Making collusion great again. The OPEC says that its recent move to cut oil production had nothing to do with greed, but they acted with a “noble goal” of rescuing the global oil market. These comments came from the UAE energy minister Suhail Al Mazrouei, who said it’s not about raising prices it is about the noble endeavor of working to reduce oversupply. Well, in a way he does have a point.
The British pound's abrupt and aggressive depreciation following disappointing UK inflation data continues to highlight how sensitive the currency is to monetary policy speculation. The UK headline inflation rate unexpectedly dropped to 2.5% in March, which immediately raised doubts over the Bank of England raising interest rates next month. With UK wage growth rising faster than inflation, the squeeze on consumers is slowly coming to an end.

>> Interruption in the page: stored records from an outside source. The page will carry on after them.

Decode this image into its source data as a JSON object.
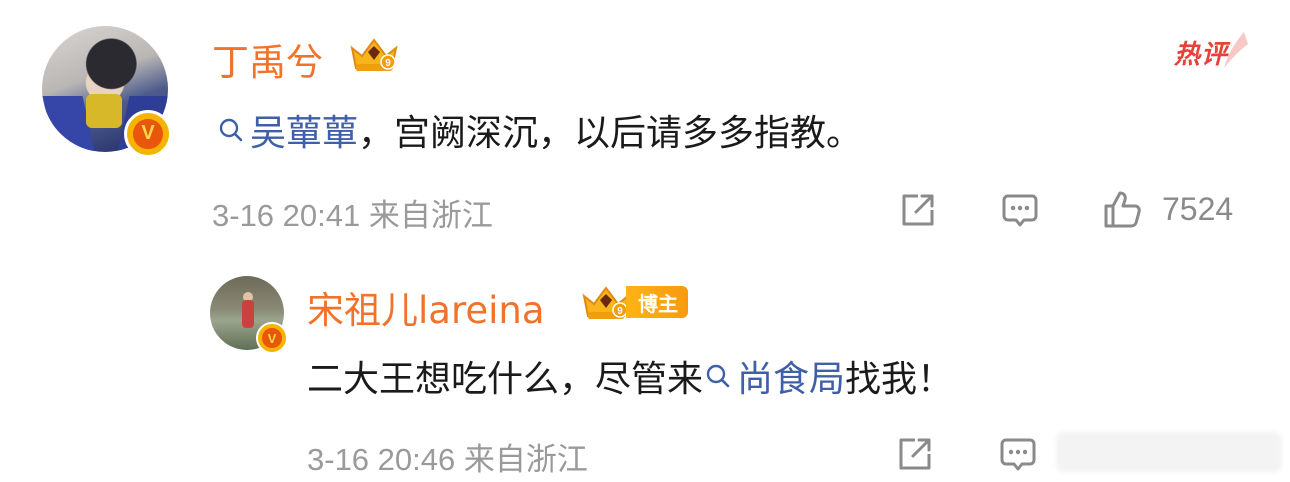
{
  "main_comment": {
    "username": "丁禹兮",
    "mention_name": "吴蕇蕇",
    "text_after_mention": "，宫阙深沉，以后请多多指教。",
    "timestamp": "3-16 20:41",
    "location": "来自浙江",
    "likes": "7524",
    "hot_label": "热评"
  },
  "reply": {
    "username": "宋祖儿lareina",
    "tag": "博主",
    "text_before_mention": "二大王想吃什么，尽管来",
    "mention_name": "尚食局",
    "text_after_mention": "找我！",
    "timestamp": "3-16 20:46",
    "location": "来自浙江"
  },
  "icons": {
    "verified": "v-badge-icon",
    "level": "crown-icon",
    "share": "share-icon",
    "comment": "comment-icon",
    "like": "thumbs-up-icon",
    "search": "search-icon"
  },
  "colors": {
    "username": "#f1732a",
    "mention": "#3f5fa8",
    "meta": "#9a9a9a",
    "hot": "#e8413b"
  }
}
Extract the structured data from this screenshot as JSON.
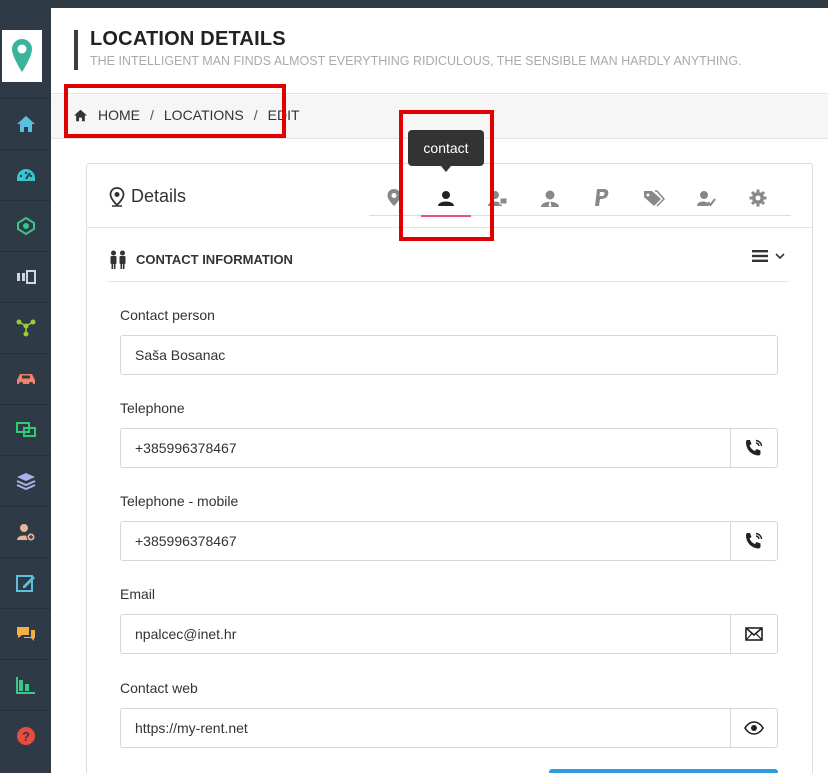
{
  "header": {
    "title": "LOCATION DETAILS",
    "subtitle": "THE INTELLIGENT MAN FINDS ALMOST EVERYTHING RIDICULOUS, THE SENSIBLE MAN HARDLY ANYTHING."
  },
  "breadcrumb": {
    "items": [
      "HOME",
      "LOCATIONS",
      "EDIT"
    ],
    "separator": "/"
  },
  "sidebar": {
    "items": [
      {
        "icon": "home-icon",
        "color": "#5bc0de"
      },
      {
        "icon": "dashboard-icon",
        "color": "#36c6d3"
      },
      {
        "icon": "network-icon",
        "color": "#3cc68a"
      },
      {
        "icon": "dispatch-icon",
        "color": "#cfd8dc"
      },
      {
        "icon": "hierarchy-icon",
        "color": "#9acd32"
      },
      {
        "icon": "car-icon",
        "color": "#f0826b"
      },
      {
        "icon": "transfer-icon",
        "color": "#2ecc71"
      },
      {
        "icon": "layers-icon",
        "color": "#a8b3e6"
      },
      {
        "icon": "add-user-icon",
        "color": "#e8b49a"
      },
      {
        "icon": "edit-icon",
        "color": "#5bc0de"
      },
      {
        "icon": "chat-icon",
        "color": "#f5b041"
      },
      {
        "icon": "chart-icon",
        "color": "#3cc68a"
      },
      {
        "icon": "help-icon",
        "color": "#e74c3c"
      }
    ]
  },
  "card": {
    "title": "Details"
  },
  "tabs": [
    {
      "icon": "location-pin-icon"
    },
    {
      "icon": "contact-person-icon",
      "active": true
    },
    {
      "icon": "user-card-icon"
    },
    {
      "icon": "user-tie-icon"
    },
    {
      "icon": "paypal-icon"
    },
    {
      "icon": "tags-icon"
    },
    {
      "icon": "user-check-icon"
    },
    {
      "icon": "gear-icon"
    }
  ],
  "tooltip": {
    "text": "contact"
  },
  "section": {
    "label": "CONTACT INFORMATION"
  },
  "form": {
    "contact_person": {
      "label": "Contact person",
      "value": "Saša Bosanac"
    },
    "telephone": {
      "label": "Telephone",
      "value": "+385996378467"
    },
    "mobile": {
      "label": "Telephone - mobile",
      "value": "+385996378467"
    },
    "email": {
      "label": "Email",
      "value": "npalcec@inet.hr"
    },
    "web": {
      "label": "Contact web",
      "value": "https://my-rent.net"
    }
  },
  "colors": {
    "sidebar_bg": "#2e3a45",
    "accent_tab": "#e8508a",
    "highlight_box": "#e00000",
    "primary_button": "#2f9be0"
  }
}
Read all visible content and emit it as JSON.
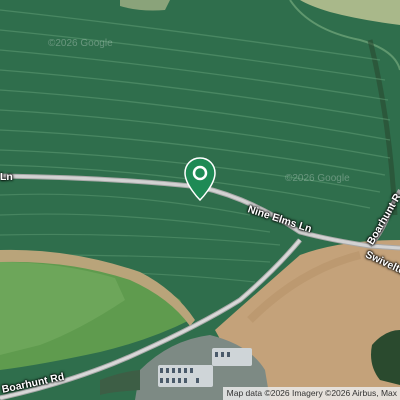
{
  "map": {
    "type": "satellite",
    "marker": {
      "icon": "location-pin-icon",
      "color": "#1e8a55"
    },
    "roads": {
      "nine_elms_lower": "Nine Elms Ln",
      "nine_elms_left": "Ln",
      "boarhunt_rd_bottom": "Boarhunt Rd",
      "swivelton": "Swivelto",
      "boarhunt_right": "Boarhunt R"
    },
    "watermarks": [
      "©2026 Google",
      "©2026 Google"
    ],
    "attribution": "Map data ©2026 Imagery ©2026 Airbus, Max"
  }
}
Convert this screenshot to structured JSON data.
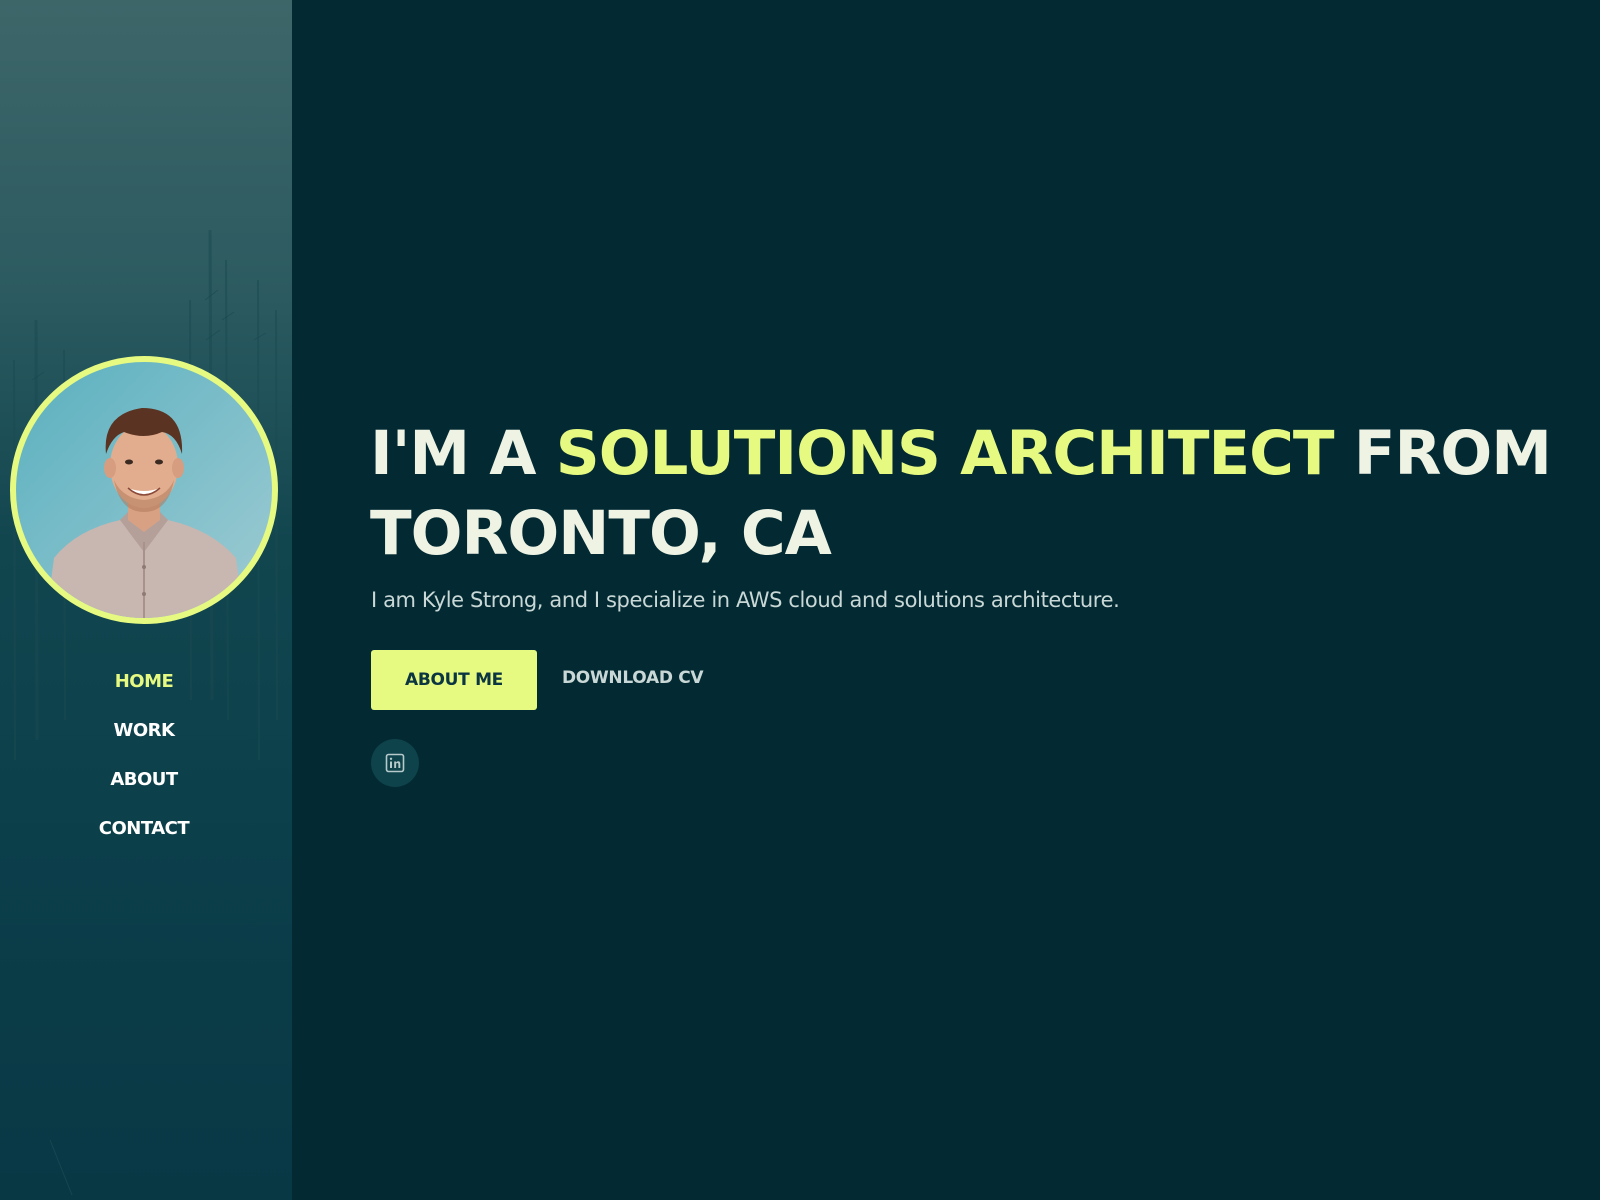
{
  "sidebar": {
    "nav": [
      {
        "label": "HOME",
        "active": true
      },
      {
        "label": "WORK",
        "active": false
      },
      {
        "label": "ABOUT",
        "active": false
      },
      {
        "label": "CONTACT",
        "active": false
      }
    ]
  },
  "hero": {
    "headline_prefix": "I'M A ",
    "headline_highlight": "SOLUTIONS ARCHITECT",
    "headline_suffix": " FROM TORONTO, CA",
    "tagline": "I am Kyle Strong, and I specialize in AWS cloud and solutions architecture.",
    "primary_button": "ABOUT ME",
    "secondary_button": "DOWNLOAD CV"
  },
  "social": [
    {
      "icon": "linkedin-icon"
    }
  ],
  "colors": {
    "background": "#032a33",
    "accent": "#e6f980",
    "text": "#eef3e4",
    "muted": "#c9d8d6"
  }
}
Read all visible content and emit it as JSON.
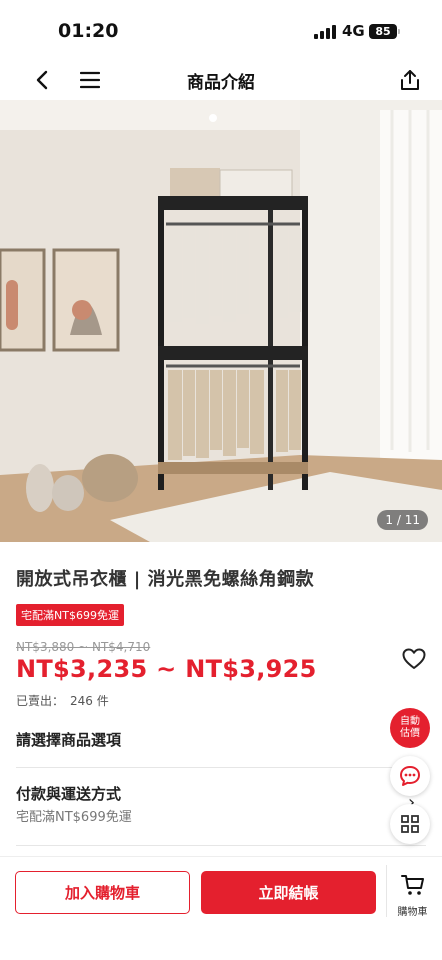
{
  "status": {
    "time": "01:20",
    "network": "4G",
    "battery": "85"
  },
  "nav": {
    "title": "商品介紹"
  },
  "gallery": {
    "counter": "1 / 11"
  },
  "product": {
    "title": "開放式吊衣櫃 | 消光黑免螺絲角鋼款",
    "shipping_badge": "宅配滿NT$699免運",
    "original_price": "NT$3,880 ~ NT$4,710",
    "price": "NT$3,235 ~ NT$3,925",
    "sold_label": "已賣出：",
    "sold_count": "246 件"
  },
  "sections": {
    "select_option": "請選擇商品選項",
    "payment_title": "付款與運送方式",
    "payment_sub": "宅配滿NT$699免運"
  },
  "fab": {
    "auto_quote": "自動\n估價"
  },
  "bottom": {
    "add_to_cart": "加入購物車",
    "buy_now": "立即結帳",
    "cart_label": "購物車"
  },
  "colors": {
    "brand_red": "#e4202e"
  },
  "icons": [
    "back-icon",
    "menu-icon",
    "share-icon",
    "heart-icon",
    "chat-icon",
    "grid-icon",
    "cart-icon",
    "chevron-right-icon"
  ]
}
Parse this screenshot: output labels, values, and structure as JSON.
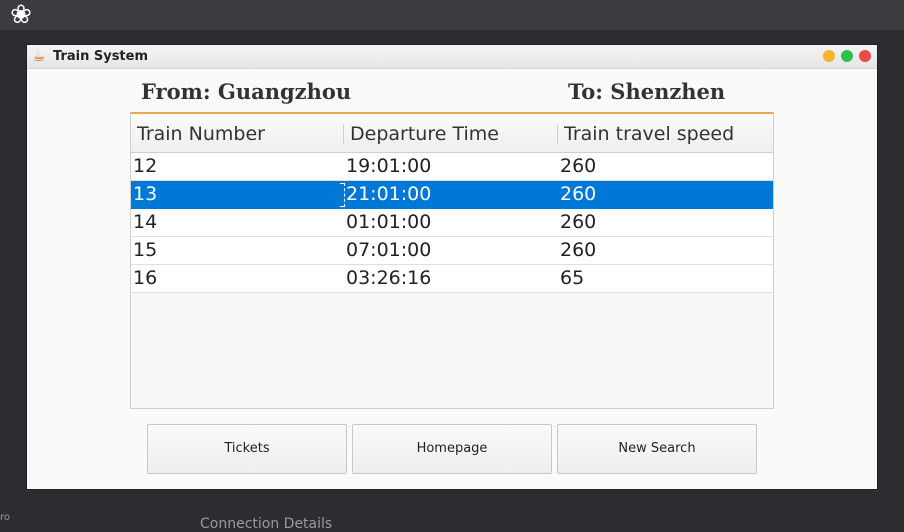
{
  "desktop": {
    "logo_icon": "gnome-foot-icon",
    "bottom_fragment": "Connection Details",
    "left_fragment": "ro"
  },
  "window": {
    "title": "Train System",
    "app_icon": "coffee-cup-icon",
    "controls": [
      "minimize",
      "maximize",
      "close"
    ],
    "colors": {
      "minimize": "#f5b52a",
      "maximize": "#2fbf4a",
      "close": "#ed4b4b"
    }
  },
  "route": {
    "from": "From: Guangzhou",
    "to": "To: Shenzhen"
  },
  "table": {
    "columns": [
      "Train Number",
      "Departure Time",
      "Train travel speed"
    ],
    "rows": [
      [
        "12",
        "19:01:00",
        "260"
      ],
      [
        "13",
        "21:01:00",
        "260"
      ],
      [
        "14",
        "01:01:00",
        "260"
      ],
      [
        "15",
        "07:01:00",
        "260"
      ],
      [
        "16",
        "03:26:16",
        "65"
      ]
    ],
    "selected_row": 2,
    "selection_color": "#0078d7",
    "header_accent": "#e9a84c"
  },
  "buttons": {
    "tickets": "Tickets",
    "homepage": "Homepage",
    "new_search": "New Search"
  }
}
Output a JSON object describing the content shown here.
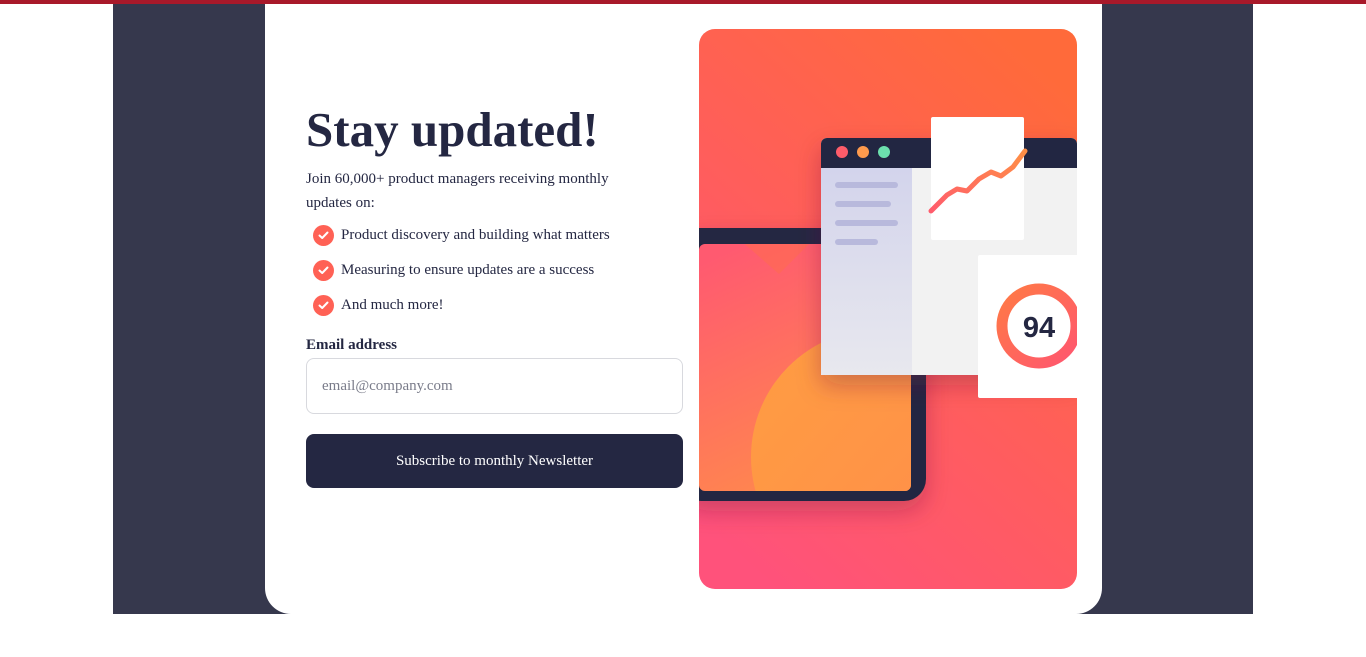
{
  "signup": {
    "title": "Stay updated!",
    "intro": "Join 60,000+ product managers receiving monthly updates on:",
    "features": [
      "Product discovery and building what matters",
      "Measuring to ensure updates are a success",
      "And much more!"
    ],
    "email": {
      "label": "Email address",
      "placeholder": "email@company.com",
      "value": ""
    },
    "submit_label": "Subscribe to monthly Newsletter"
  },
  "illustration": {
    "score": "94"
  },
  "colors": {
    "accent": "#ff6155",
    "dark_navy": "#242742",
    "charcoal": "#36384d",
    "top_bar": "#a8192a"
  },
  "icons": [
    "check-icon"
  ]
}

Buy the rumor and sell the fact. Many traders thought the run-up on crude oil was based only on the potential of an attack on Syria and fears that it would spin out of control. Yet, the run-up in oil has been about a lot more than just Syria; it's also about falling supply, rising demand and other geopolitical risk factors.
Mission accomplished. No, I'm not talking about the trade war, but we could be seeing progress on that, and not the attack on Syria, that has not happened, yet. No, we are talking about the global oil market rebalancing. The International Energy Agency that previously warned of lower for longer oil prices and warned last year that the oil price recovery was threatened by the possibility of weak demand now has changed its tune and is now saying that it is 'mission accomplished' for OPEC as oil stocks shrink at a record pace.
Everyone focuses now on the chemical attack in Syria. Meanwhile, the most important turnover in the world remains mostly unnoticed. But we’re on guard. Let’s read our analysis of the key revolution of 2018 and find out the implications for the gold market.